Wuan, through her office, had booked a two-room suite for two nights at The Gurney Hotel beginning last Sunday. The hotel overlooks the stretch of casuarina trees where I used to frantically lick the ice cream as it dripped down the cone onto my hand and clothes. The ice cream man is no longer there. The beach is no longer there too, being replaced with huge rocks that were dumped there to prevent further erosion of the beach.

The hotel messed up the booking and we were left without a room. Since it was a Sunday, Wuan could not get her office to sort out the mix-up. After much arguing the hotel refused to budge and suggested that we pay for the first night for a studio suite at RM150 nett and then get Wuan’s office to clear up the booking on Monday. All flustered and hungry, we went looking for lunch first before deciding on the next course of action.

The hotel’s coffee house was serving Sunday buffet brunch for RM38 per person. We thought it was rather expensive for the limited amount that was on the buffet train. The waiter there offered to give us a 50% discount. Being the bargain suckers that we were, we decided to eat there. Still, I have tasted better buffet at much cheaper prices and serving more food that I care to eat.

View of Northam Road from Gurney Hotel Penang

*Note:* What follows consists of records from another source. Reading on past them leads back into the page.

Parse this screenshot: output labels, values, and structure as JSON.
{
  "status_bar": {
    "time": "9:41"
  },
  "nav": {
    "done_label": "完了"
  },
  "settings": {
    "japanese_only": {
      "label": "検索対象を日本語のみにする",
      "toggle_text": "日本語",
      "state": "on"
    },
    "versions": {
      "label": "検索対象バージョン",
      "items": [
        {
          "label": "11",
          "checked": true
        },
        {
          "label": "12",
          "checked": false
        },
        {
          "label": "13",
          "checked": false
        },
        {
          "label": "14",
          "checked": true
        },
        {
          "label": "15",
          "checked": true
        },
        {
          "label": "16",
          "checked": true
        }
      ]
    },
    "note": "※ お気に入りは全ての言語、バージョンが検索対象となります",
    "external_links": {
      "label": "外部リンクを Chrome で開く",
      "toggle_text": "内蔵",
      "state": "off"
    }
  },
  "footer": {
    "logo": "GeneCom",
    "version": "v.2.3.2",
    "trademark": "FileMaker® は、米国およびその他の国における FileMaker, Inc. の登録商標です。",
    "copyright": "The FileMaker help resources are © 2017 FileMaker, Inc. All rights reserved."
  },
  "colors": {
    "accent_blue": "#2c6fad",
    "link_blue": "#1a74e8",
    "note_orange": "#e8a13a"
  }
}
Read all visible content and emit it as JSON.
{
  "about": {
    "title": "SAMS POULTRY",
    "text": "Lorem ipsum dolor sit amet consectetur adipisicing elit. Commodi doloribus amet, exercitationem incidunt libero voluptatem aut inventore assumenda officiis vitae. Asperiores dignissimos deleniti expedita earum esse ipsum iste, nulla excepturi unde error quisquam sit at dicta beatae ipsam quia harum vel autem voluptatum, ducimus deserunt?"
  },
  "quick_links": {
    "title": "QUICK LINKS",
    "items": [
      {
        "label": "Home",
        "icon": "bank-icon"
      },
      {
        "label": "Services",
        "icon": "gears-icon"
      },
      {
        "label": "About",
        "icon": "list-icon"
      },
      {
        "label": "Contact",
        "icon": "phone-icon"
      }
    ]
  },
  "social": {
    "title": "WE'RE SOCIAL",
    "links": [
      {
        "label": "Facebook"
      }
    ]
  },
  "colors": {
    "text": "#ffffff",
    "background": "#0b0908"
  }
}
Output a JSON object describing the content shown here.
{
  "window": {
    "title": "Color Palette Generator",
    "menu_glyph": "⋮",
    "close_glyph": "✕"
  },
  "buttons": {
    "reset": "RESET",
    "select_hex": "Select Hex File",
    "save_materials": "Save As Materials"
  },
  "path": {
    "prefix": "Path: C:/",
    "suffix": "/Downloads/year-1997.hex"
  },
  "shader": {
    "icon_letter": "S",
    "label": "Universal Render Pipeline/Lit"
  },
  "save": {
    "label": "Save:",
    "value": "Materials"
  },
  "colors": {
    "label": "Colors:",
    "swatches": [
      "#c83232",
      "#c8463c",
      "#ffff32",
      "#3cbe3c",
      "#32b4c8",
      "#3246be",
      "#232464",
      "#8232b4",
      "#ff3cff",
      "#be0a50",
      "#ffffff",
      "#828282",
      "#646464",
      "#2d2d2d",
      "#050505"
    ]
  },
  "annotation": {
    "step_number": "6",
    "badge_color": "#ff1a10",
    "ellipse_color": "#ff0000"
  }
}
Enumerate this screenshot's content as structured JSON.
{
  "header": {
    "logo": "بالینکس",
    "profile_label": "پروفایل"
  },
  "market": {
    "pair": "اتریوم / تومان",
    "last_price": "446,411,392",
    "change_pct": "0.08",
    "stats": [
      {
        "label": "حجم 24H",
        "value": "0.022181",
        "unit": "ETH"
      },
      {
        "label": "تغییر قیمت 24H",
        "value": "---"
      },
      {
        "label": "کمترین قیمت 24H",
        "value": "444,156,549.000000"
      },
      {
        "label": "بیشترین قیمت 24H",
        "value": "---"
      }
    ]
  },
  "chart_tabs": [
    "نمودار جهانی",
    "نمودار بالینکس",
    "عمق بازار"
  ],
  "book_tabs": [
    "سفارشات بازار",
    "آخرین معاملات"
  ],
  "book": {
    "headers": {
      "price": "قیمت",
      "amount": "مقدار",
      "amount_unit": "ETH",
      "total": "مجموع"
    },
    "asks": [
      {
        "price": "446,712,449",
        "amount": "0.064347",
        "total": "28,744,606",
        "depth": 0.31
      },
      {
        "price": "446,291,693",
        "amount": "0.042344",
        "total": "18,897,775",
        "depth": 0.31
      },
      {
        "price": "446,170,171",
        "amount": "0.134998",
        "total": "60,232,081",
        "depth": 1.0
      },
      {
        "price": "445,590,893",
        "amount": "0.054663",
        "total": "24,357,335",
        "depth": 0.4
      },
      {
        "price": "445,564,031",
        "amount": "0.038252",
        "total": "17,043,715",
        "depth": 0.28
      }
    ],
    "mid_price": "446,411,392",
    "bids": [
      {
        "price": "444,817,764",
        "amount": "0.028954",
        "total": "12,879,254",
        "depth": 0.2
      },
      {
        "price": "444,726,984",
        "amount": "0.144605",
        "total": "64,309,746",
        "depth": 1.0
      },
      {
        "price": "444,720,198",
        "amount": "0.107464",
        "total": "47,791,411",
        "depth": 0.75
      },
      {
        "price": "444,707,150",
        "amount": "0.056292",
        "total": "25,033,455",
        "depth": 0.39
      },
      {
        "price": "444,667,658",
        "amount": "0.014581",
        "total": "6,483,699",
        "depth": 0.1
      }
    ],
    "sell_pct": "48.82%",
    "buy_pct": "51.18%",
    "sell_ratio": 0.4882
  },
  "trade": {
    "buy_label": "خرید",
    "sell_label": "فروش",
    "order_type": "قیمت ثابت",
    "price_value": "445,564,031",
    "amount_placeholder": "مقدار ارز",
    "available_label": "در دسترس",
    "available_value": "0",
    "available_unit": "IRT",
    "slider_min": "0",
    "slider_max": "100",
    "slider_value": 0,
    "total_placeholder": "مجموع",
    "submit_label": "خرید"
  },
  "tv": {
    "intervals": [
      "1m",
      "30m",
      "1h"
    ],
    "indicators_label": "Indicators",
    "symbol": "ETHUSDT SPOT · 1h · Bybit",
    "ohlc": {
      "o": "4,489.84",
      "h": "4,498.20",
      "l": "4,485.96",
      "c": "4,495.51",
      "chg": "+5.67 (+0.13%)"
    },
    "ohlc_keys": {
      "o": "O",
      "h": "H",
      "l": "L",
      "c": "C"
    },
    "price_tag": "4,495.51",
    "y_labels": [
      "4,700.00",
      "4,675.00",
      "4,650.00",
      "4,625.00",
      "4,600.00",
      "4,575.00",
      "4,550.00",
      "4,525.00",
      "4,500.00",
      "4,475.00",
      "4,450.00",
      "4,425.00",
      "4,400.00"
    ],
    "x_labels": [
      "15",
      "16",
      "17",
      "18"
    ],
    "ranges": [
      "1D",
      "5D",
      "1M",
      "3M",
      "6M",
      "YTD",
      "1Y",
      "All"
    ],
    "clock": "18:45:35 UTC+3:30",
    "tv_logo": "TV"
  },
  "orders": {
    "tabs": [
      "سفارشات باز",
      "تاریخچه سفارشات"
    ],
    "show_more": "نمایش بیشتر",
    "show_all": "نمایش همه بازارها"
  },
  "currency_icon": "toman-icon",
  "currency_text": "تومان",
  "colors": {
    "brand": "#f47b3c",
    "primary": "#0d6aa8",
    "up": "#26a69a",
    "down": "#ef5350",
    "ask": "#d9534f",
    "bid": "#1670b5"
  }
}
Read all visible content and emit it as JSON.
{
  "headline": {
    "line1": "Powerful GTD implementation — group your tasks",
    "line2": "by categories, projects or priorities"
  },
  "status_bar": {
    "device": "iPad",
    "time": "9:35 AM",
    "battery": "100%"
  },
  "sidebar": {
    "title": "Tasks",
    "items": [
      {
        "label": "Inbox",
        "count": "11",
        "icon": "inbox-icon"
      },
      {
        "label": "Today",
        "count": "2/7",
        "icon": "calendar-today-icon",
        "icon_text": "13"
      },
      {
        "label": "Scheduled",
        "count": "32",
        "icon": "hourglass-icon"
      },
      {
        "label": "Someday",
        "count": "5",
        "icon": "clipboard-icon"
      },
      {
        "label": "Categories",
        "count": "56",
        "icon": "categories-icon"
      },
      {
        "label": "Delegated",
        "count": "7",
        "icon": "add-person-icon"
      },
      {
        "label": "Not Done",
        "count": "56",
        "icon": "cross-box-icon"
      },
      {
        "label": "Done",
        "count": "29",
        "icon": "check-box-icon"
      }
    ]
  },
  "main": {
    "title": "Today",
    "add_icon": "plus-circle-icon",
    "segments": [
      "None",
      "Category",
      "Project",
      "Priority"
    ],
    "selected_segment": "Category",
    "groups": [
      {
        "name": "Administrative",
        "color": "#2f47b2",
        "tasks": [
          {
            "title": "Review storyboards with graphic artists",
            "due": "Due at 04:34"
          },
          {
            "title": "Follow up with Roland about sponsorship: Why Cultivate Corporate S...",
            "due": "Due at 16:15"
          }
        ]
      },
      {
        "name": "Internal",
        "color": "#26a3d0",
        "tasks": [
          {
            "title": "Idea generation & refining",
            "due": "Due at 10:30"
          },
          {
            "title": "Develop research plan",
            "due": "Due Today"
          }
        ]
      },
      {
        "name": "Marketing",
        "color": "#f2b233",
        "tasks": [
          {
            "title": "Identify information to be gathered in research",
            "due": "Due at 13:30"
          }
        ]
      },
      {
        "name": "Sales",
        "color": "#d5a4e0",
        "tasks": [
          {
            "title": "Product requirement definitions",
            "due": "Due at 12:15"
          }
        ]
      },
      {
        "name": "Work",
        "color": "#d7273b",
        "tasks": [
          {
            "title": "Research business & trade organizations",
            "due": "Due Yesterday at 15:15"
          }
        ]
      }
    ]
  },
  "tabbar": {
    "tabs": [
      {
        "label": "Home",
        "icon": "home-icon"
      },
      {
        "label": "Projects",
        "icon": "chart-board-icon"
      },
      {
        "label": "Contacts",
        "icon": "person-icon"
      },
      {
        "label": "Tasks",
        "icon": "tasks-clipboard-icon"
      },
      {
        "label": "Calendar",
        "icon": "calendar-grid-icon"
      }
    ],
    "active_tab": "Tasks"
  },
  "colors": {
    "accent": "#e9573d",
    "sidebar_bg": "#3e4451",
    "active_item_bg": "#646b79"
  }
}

Having come all the way already, Wuan decided to stay one night at her own expense and then get her office to sort it out the next day. As usual, we asked for higher floors. Surprisingly, we were given the highest floor which is the thirty sixth floor. The room window overlooked the Penang harbour, the entire old city and the Penang Bridge. The room had all the usual amenities one would find in other hotel rooms with the exception of a Jacuzzi. We rested a while and then decided to have our dinner at Gurney Plaza, which is at the other extreme end of Gurney Drive.

Gurney Drive Penang

The casuarina trees provided some shade from the sun which was still shinning brightly. I remember that fishermen and fishmongers used to sell their freshly caught fishes, prawns and crabs by the promenade. Now, there are mostly loafers and courting couples, people exercising and some who were fishing by the rocks just beside where the waves gently lapped. The view is still remarkable despite the changes but all this will soon change again when sea is reclaimed for commercial intents. When Gurney Drive is no longer there, I still will have these images to remind me when it was such a popular spot among the locals and tourists alike. Among others, Gurney Drive is synonymous with Penang. I cannot imagine a Penang without a Gurney Drive as it is today.

Loke Villa, Gurney Drive Penang

As we neared Gurney Plaza, we could see cars being parked haphazardly. This is a usual sight, especially during weekends. The unique building style of the Loke Villa caught Wuan’s attention and she took a few quick shots from outside the fence. When we reached Gurney Plaza, it was crowded. There was an auto exhibition outside and at the main atrium of the complex. We skirted around the exhibition area and checked out some of the clothes that were on sale at Parkson.

After buying bottled water and some buns from Cold Storage, we surveyed the food outlets that lined the walkway of the complex called the Gurney Place. We settled on La Manila for a wedge of chocolate cake and a grilled salmon set meal with mushroom soup, tea and ice cream. After dinner, it was a leisurely walk back to the hotel as a slight breeze was blowing and the night sight of Gurney Drive was a total transformation from the day with all the fairy lights strung across the road and the many food shops decking out their outlets with dainty lights to attract customers. We did not sleep that well that evening as I was consistently coughing throughout the night which woke Wuan up.